Your task —
Write out each line below precisely, passing over the pictures.
+--
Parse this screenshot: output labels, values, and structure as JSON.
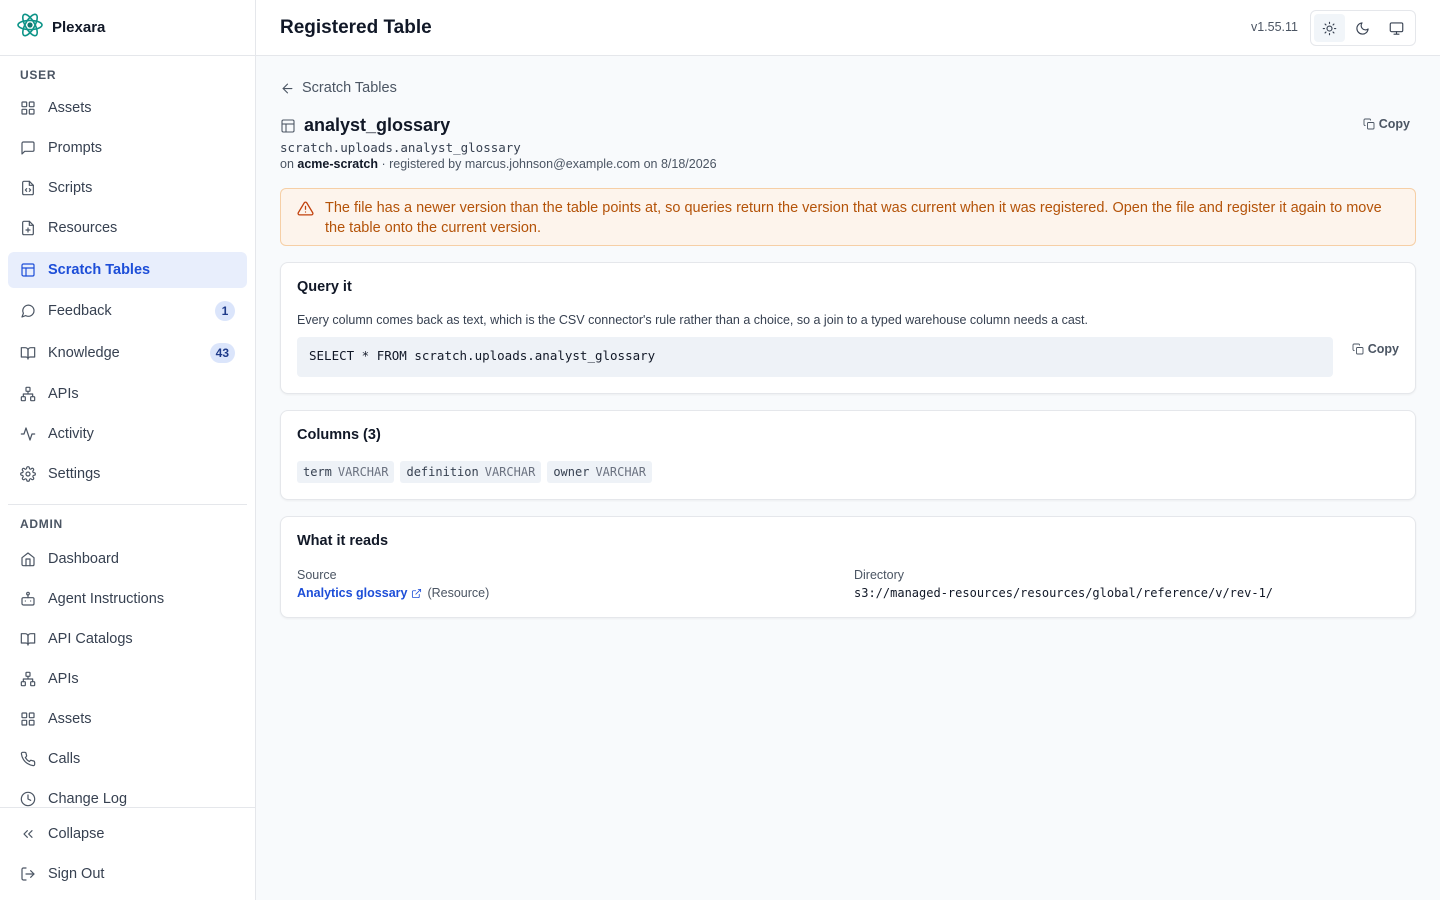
{
  "app": {
    "name": "Plexara",
    "version": "v1.55.11"
  },
  "header": {
    "title": "Registered Table"
  },
  "sidebar": {
    "user_label": "USER",
    "admin_label": "ADMIN",
    "user_items": [
      {
        "label": "Assets",
        "icon": "grid-icon"
      },
      {
        "label": "Prompts",
        "icon": "message-square-icon"
      },
      {
        "label": "Scripts",
        "icon": "file-code-icon"
      },
      {
        "label": "Resources",
        "icon": "file-plus-icon"
      },
      {
        "label": "Scratch Tables",
        "icon": "table-icon",
        "active": true
      },
      {
        "label": "Feedback",
        "icon": "message-circle-icon",
        "badge": "1"
      },
      {
        "label": "Knowledge",
        "icon": "book-open-icon",
        "badge": "43"
      },
      {
        "label": "APIs",
        "icon": "network-icon"
      },
      {
        "label": "Activity",
        "icon": "activity-icon"
      },
      {
        "label": "Settings",
        "icon": "gear-icon"
      }
    ],
    "admin_items": [
      {
        "label": "Dashboard",
        "icon": "home-icon"
      },
      {
        "label": "Agent Instructions",
        "icon": "bot-icon"
      },
      {
        "label": "API Catalogs",
        "icon": "book-open-icon"
      },
      {
        "label": "APIs",
        "icon": "network-icon"
      },
      {
        "label": "Assets",
        "icon": "grid-icon"
      },
      {
        "label": "Calls",
        "icon": "phone-icon"
      },
      {
        "label": "Change Log",
        "icon": "clock-icon"
      }
    ],
    "footer": {
      "collapse": "Collapse",
      "sign_out": "Sign Out"
    }
  },
  "main": {
    "back_label": "Scratch Tables",
    "table": {
      "name": "analyst_glossary",
      "qualified_name": "scratch.uploads.analyst_glossary",
      "meta_prefix": "on",
      "catalog": "acme-scratch",
      "meta_suffix": "· registered by marcus.johnson@example.com on 8/18/2026"
    },
    "copy_label": "Copy",
    "alert": "The file has a newer version than the table points at, so queries return the version that was current when it was registered. Open the file and register it again to move the table onto the current version.",
    "query": {
      "title": "Query it",
      "description": "Every column comes back as text, which is the CSV connector's rule rather than a choice, so a join to a typed warehouse column needs a cast.",
      "sql": "SELECT * FROM scratch.uploads.analyst_glossary",
      "copy_label": "Copy"
    },
    "columns": {
      "title": "Columns (3)",
      "items": [
        {
          "name": "term",
          "type": "VARCHAR"
        },
        {
          "name": "definition",
          "type": "VARCHAR"
        },
        {
          "name": "owner",
          "type": "VARCHAR"
        }
      ]
    },
    "reads": {
      "title": "What it reads",
      "source_label": "Source",
      "source_link": "Analytics glossary",
      "source_kind": "(Resource)",
      "directory_label": "Directory",
      "directory": "s3://managed-resources/resources/global/reference/v/rev-1/"
    }
  },
  "colors": {
    "accent": "#1d4ed8",
    "active_bg": "#e8eefc",
    "warning_bg": "#fdf4ec",
    "warning_text": "#b45309"
  }
}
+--
Answer to this exercise —
Parse this screenshot: output labels, values, and structure as JSON.
{
  "app": {
    "name": "Plexara",
    "version": "v1.55.11"
  },
  "header": {
    "title": "Registered Table"
  },
  "sidebar": {
    "user_label": "USER",
    "admin_label": "ADMIN",
    "user_items": [
      {
        "label": "Assets",
        "icon": "grid-icon"
      },
      {
        "label": "Prompts",
        "icon": "message-square-icon"
      },
      {
        "label": "Scripts",
        "icon": "file-code-icon"
      },
      {
        "label": "Resources",
        "icon": "file-plus-icon"
      },
      {
        "label": "Scratch Tables",
        "icon": "table-icon",
        "active": true
      },
      {
        "label": "Feedback",
        "icon": "message-circle-icon",
        "badge": "1"
      },
      {
        "label": "Knowledge",
        "icon": "book-open-icon",
        "badge": "43"
      },
      {
        "label": "APIs",
        "icon": "network-icon"
      },
      {
        "label": "Activity",
        "icon": "activity-icon"
      },
      {
        "label": "Settings",
        "icon": "gear-icon"
      }
    ],
    "admin_items": [
      {
        "label": "Dashboard",
        "icon": "home-icon"
      },
      {
        "label": "Agent Instructions",
        "icon": "bot-icon"
      },
      {
        "label": "API Catalogs",
        "icon": "book-open-icon"
      },
      {
        "label": "APIs",
        "icon": "network-icon"
      },
      {
        "label": "Assets",
        "icon": "grid-icon"
      },
      {
        "label": "Calls",
        "icon": "phone-icon"
      },
      {
        "label": "Change Log",
        "icon": "clock-icon"
      }
    ],
    "footer": {
      "collapse": "Collapse",
      "sign_out": "Sign Out"
    }
  },
  "main": {
    "back_label": "Scratch Tables",
    "table": {
      "name": "analyst_glossary",
      "qualified_name": "scratch.uploads.analyst_glossary",
      "meta_prefix": "on",
      "catalog": "acme-scratch",
      "meta_suffix": "· registered by marcus.johnson@example.com on 8/18/2026"
    },
    "copy_label": "Copy",
    "alert": "The file has a newer version than the table points at, so queries return the version that was current when it was registered. Open the file and register it again to move the table onto the current version.",
    "query": {
      "title": "Query it",
      "description": "Every column comes back as text, which is the CSV connector's rule rather than a choice, so a join to a typed warehouse column needs a cast.",
      "sql": "SELECT * FROM scratch.uploads.analyst_glossary",
      "copy_label": "Copy"
    },
    "columns": {
      "title": "Columns (3)",
      "items": [
        {
          "name": "term",
          "type": "VARCHAR"
        },
        {
          "name": "definition",
          "type": "VARCHAR"
        },
        {
          "name": "owner",
          "type": "VARCHAR"
        }
      ]
    },
    "reads": {
      "title": "What it reads",
      "source_label": "Source",
      "source_link": "Analytics glossary",
      "source_kind": "(Resource)",
      "directory_label": "Directory",
      "directory": "s3://managed-resources/resources/global/reference/v/rev-1/"
    }
  },
  "colors": {
    "accent": "#1d4ed8",
    "active_bg": "#e8eefc",
    "warning_bg": "#fdf4ec",
    "warning_text": "#b45309"
  }
}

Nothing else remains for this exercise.